The Fish Market at Rialto on Christmas Eve
It was great fun to struggle through the crowds to the pescheria like a Venetian on Christmas Eve. Traditionally only fish not meat passes their lips on La Vigilia but on the other hand there’s no way you could call it a fasting day! Italian housewives are out until the evening topping up their extensive provisions for the banquets to come.
Traditionally I offer a Lobster Supper (festive, nearly calorie-free and no cooking) on Christmas Eve but Venice seemed to be pretty much a lobster-free zone so we had a variety of other things instead. The recipe I think worth sharing is for a simplified Coquilles Saint Jacques which came after the garlic and chilli prawns and before the San Pietro (John Dory). You can see the scallops in the picture above but sadly we ate them too fast to offer you a photo of the finished dish. The local baker had for sale Panettone made on the premises and melting Lindt Intense dark orange chocolate and adding a little thin cream made a pudding worthy of the name. Let me know what you think!
Of course the great thing with fish is that you can eat your own weight in the stuff without putting on a pound so a little chocolate sauce is definitely allowed.
Coquilles Saint-Jacques for four
One scallop per person, ideally with its shell (but you can use a cocotte dish)
2 x leeks trimmed and very finely chopped
100g of Parmesan or another hard cheese finely grated
A glass of white wine
A small pot of single cream
A handful of white breadcrumbs per person
A tsp of olive oil
Make sure the scallops are really clean. This is a given if they’ve come from the supermarket but not, let me tell you, if the fish market has been involved. Get rid of any sand and trim them if they need the membrane removing.
Poach them in a little water for a couple of minutes and then fish them out and set them and the liquid aside while you make the sauce.
Sweat the finely minced leek in the olive oil until it has nearly melted. Then add all the breadcrumbs as if you were making a roux. Gradually add alternate tablespoons of white wine and cream to the leek and breadcrumbs until you have a sauce thick enough to spoon over the scallops. Now taste it and adjust the proportions (more cream?, more wine?) and the seasoning. If the sauce is too strong you can add a tablespoon of the scallop cooking water.
Arrange each scallop on its dish and spoon over a generous amount of thick sauce. Allow to cool. Cover with cling film and set in the fridge until you want to eat them. Allow them to come back to room temperature and grate some cheese over each before putting in a very hot oven for ten minutes or until the sauce bubbles slightly.

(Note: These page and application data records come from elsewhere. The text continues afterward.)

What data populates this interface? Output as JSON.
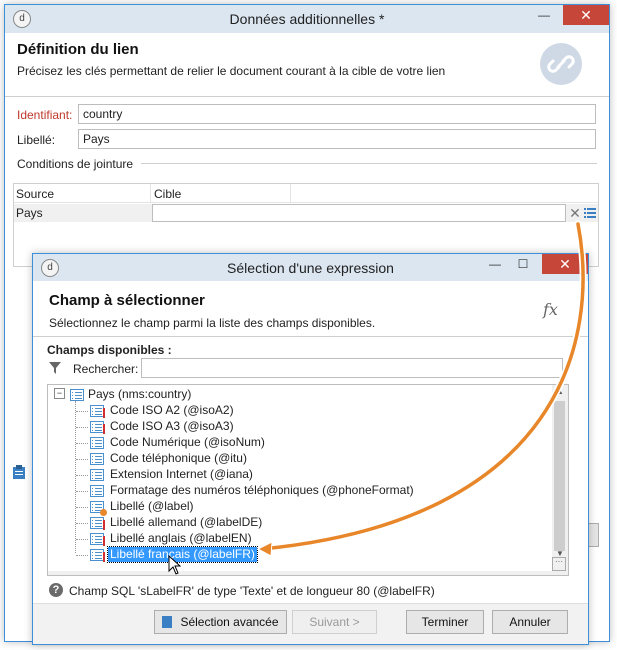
{
  "outer": {
    "title": "Données additionnelles *",
    "header_title": "Définition du lien",
    "header_subtitle": "Précisez les clés permettant de relier le document courant à la cible de votre lien",
    "id_label": "Identifiant:",
    "id_value": "country",
    "label_label": "Libellé:",
    "label_value": "Pays",
    "join_section": "Conditions de jointure",
    "col_source": "Source",
    "col_target": "Cible",
    "row_source": "Pays",
    "row_target": "",
    "link_icon": "link-icon",
    "close_glyph": "✕",
    "minimize_glyph": "—"
  },
  "inner": {
    "title": "Sélection d'une expression",
    "header_title": "Champ à sélectionner",
    "header_subtitle": "Sélectionnez le champ parmi la liste des champs disponibles.",
    "fx": "fx",
    "available_label": "Champs disponibles :",
    "search_label": "Rechercher:",
    "search_value": "",
    "tree_root": "Pays (nms:country)",
    "tree_items": [
      {
        "label": "Code ISO A2 (@isoA2)",
        "mark": true,
        "selected": false
      },
      {
        "label": "Code ISO A3 (@isoA3)",
        "mark": true,
        "selected": false
      },
      {
        "label": "Code Numérique (@isoNum)",
        "mark": false,
        "selected": false
      },
      {
        "label": "Code téléphonique (@itu)",
        "mark": false,
        "selected": false
      },
      {
        "label": "Extension Internet (@iana)",
        "mark": false,
        "selected": false
      },
      {
        "label": "Formatage des numéros téléphoniques (@phoneFormat)",
        "mark": false,
        "selected": false
      },
      {
        "label": "Libellé (@label)",
        "mark": false,
        "special": true,
        "selected": false
      },
      {
        "label": "Libellé allemand (@labelDE)",
        "mark": true,
        "selected": false
      },
      {
        "label": "Libellé anglais (@labelEN)",
        "mark": true,
        "selected": false
      },
      {
        "label": "Libellé français (@labelFR)",
        "mark": true,
        "selected": true
      }
    ],
    "status": "Champ SQL 'sLabelFR' de type 'Texte' et de longueur 80 (@labelFR)",
    "btn_advanced": "Sélection avancée",
    "btn_next": "Suivant >",
    "btn_finish": "Terminer",
    "btn_cancel": "Annuler",
    "close_glyph": "✕",
    "minimize_glyph": "—",
    "maximize_glyph": "☐"
  },
  "colors": {
    "accent_orange": "#e8862a",
    "selection": "#3399ff",
    "required_red": "#c0392b",
    "close_red": "#c7463a"
  }
}
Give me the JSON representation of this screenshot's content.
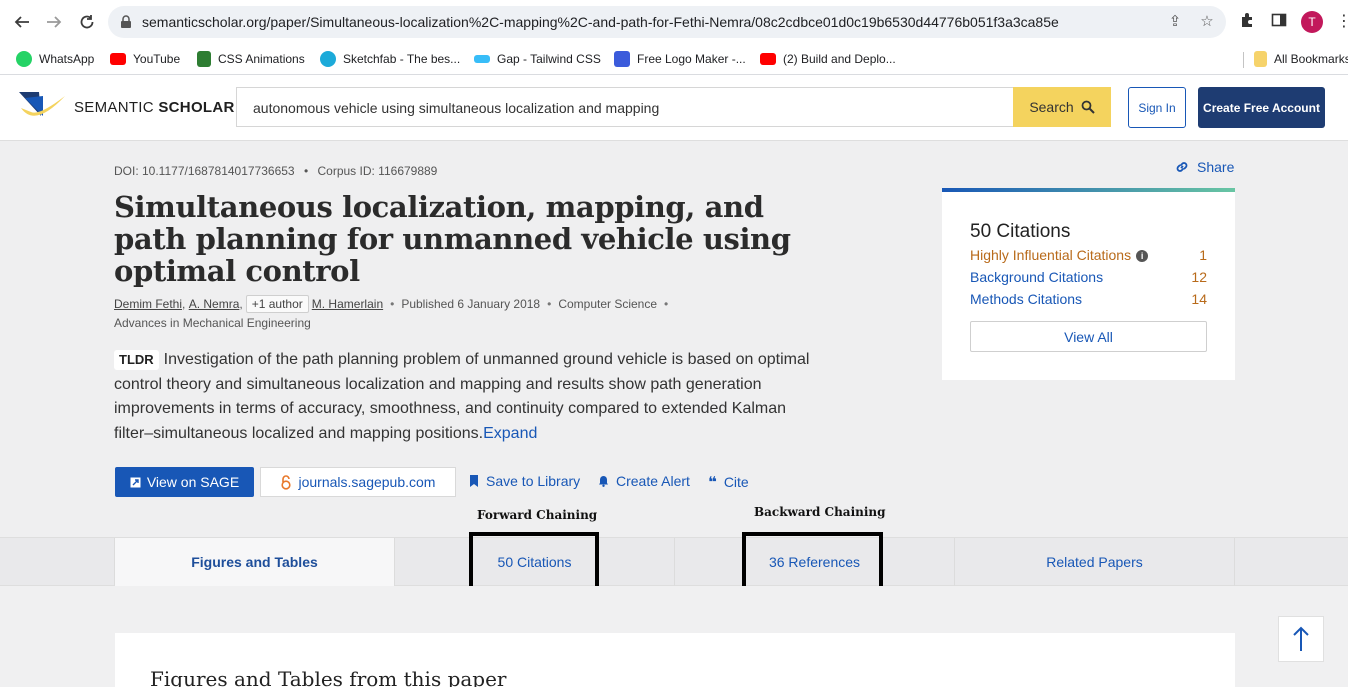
{
  "browser": {
    "url": "semanticscholar.org/paper/Simultaneous-localization%2C-mapping%2C-and-path-for-Fethi-Nemra/08c2cdbce01d0c19b6530d44776b051f3a3ca85e",
    "profile_initial": "T",
    "bookmarks": [
      {
        "label": "WhatsApp",
        "color": "#25d366"
      },
      {
        "label": "YouTube",
        "color": "#ff0000"
      },
      {
        "label": "CSS Animations",
        "color": "#2e7d32"
      },
      {
        "label": "Sketchfab - The bes...",
        "color": "#1caad9"
      },
      {
        "label": "Gap - Tailwind CSS",
        "color": "#38bdf8"
      },
      {
        "label": "Free Logo Maker -...",
        "color": "#3b5bdb"
      },
      {
        "label": "(2) Build and Deplo...",
        "color": "#ff0000"
      }
    ],
    "all_bookmarks": "All Bookmarks"
  },
  "header": {
    "logo_light": "SEMANTIC ",
    "logo_bold": "SCHOLAR",
    "search_value": "autonomous vehicle using simultaneous localization and mapping",
    "search_label": "Search",
    "signin_label": "Sign In",
    "create_label": "Create Free Account"
  },
  "paper": {
    "doi": "DOI: 10.1177/1687814017736653",
    "corpus": "Corpus ID: 116679889",
    "title": "Simultaneous localization, mapping, and path planning for unmanned vehicle using optimal control",
    "authors": [
      "Demim Fethi",
      "A. Nemra"
    ],
    "more_authors": "+1 author",
    "last_author": "M. Hamerlain",
    "published": "Published 6 January 2018",
    "field": "Computer Science",
    "venue": "Advances in Mechanical Engineering",
    "tldr_badge": "TLDR",
    "tldr_text": "Investigation of the path planning problem of unmanned ground vehicle is based on optimal control theory and simultaneous localization and mapping and results show path generation improvements in terms of accuracy, smoothness, and continuity compared to extended Kalman filter–simultaneous localized and mapping positions.",
    "expand": "Expand"
  },
  "actions": {
    "view_sage": "View on SAGE",
    "journal": "journals.sagepub.com",
    "save": "Save to Library",
    "alert": "Create Alert",
    "cite": "Cite",
    "share": "Share"
  },
  "citations_card": {
    "count": "50 Citations",
    "rows": [
      {
        "label": "Highly Influential Citations",
        "value": "1"
      },
      {
        "label": "Background Citations",
        "value": "12"
      },
      {
        "label": "Methods Citations",
        "value": "14"
      }
    ],
    "view_all": "View All"
  },
  "annotations": {
    "forward": "Forward Chaining",
    "backward": "Backward Chaining"
  },
  "tabs": [
    {
      "label": "Figures and Tables"
    },
    {
      "label": "50 Citations"
    },
    {
      "label": "36 References"
    },
    {
      "label": "Related Papers"
    }
  ],
  "figures_section": {
    "title": "Figures and Tables from this paper"
  }
}
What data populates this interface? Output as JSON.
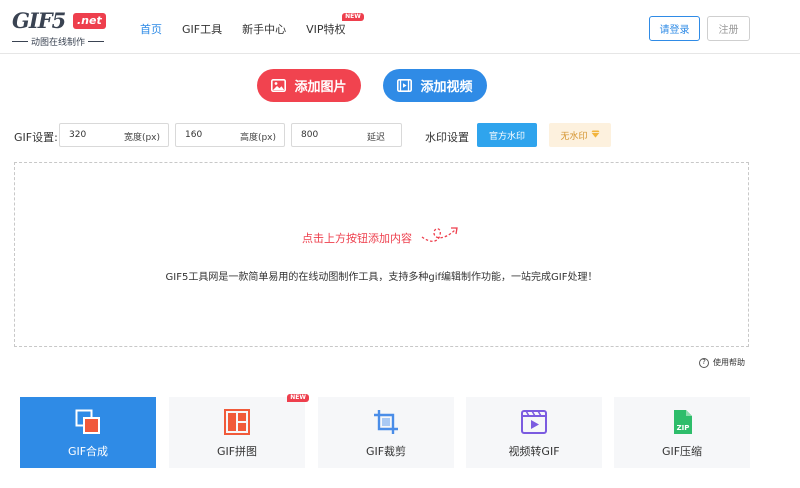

This isn’t as grand as the traditional version with piped Duchesse potatoes but it does taste as good and you have no piping bag to wash. (Result!) It’s really useful as an impressive course in a special meal as it can be done the day before.